Starting to work seriously on the land for the first time also feels like being 'in conversion' myself. Working an 8-hour day outside in all weathers, shovelling wet woodchip, spreading manure or planting out thousands of seedlings by hand, is a very different experience from a couple of hours of leisurely pottering in the allotment. I get home too exhausted to move, and ache everywhere for the rest of the week until it is time to do it again. But after three months of this, I am also starting to feel fitter and stronger than I have ever been, and to be slightly more confident with some basic skills such as tying knots and knocking in fenceposts. From September I am also enrolled on a distance learning Masters degree course in Organic Farming with the Scottish Agricultural College, but I expect the practical work I am doing on the land to be by far the more important learning experience for my own 'conversion of life'.
After an initial burst of enthusiastic activity, including lively public meetings, film-showings, and some spectacular Zero Carbon Cabarets, the original Transition groups around Sheffield have now gone fairly quiet, although there are still regular social and networking events organised by the Transition Sheffield hub. This is partly a result of some of the most active people getting more involved in a range of practical projects across the city (most of them not 'branded' as Transition groups) including Grow Sheffield and Sheffield Renewables. When Transition Sheffield first formed we had many discussions about the daunting challenge of trying to initiate or support a process of transition throughout a city of half a million people. We still haven't developed a local Transition movement that is capable of multiplying local resilience projects to meet the needs of a whole city. The Sheffield Organic Growers site is, though, at least a working demonstration of what can be done by collaborating with other community groups and local businesses, when people get motivated enough to put in the enormous amount of work needed to make it happen.

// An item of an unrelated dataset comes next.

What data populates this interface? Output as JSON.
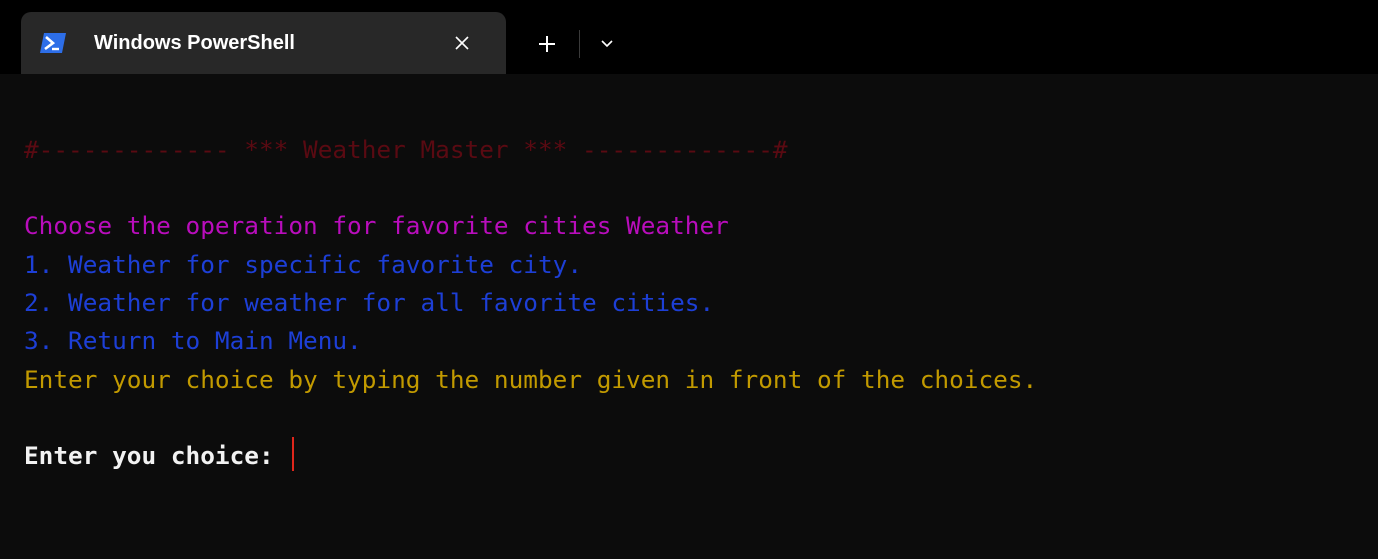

Craig Barnett, founder member of the Sheffield Transition initiative, is the newest blogger to join the Transition Social Reporter team.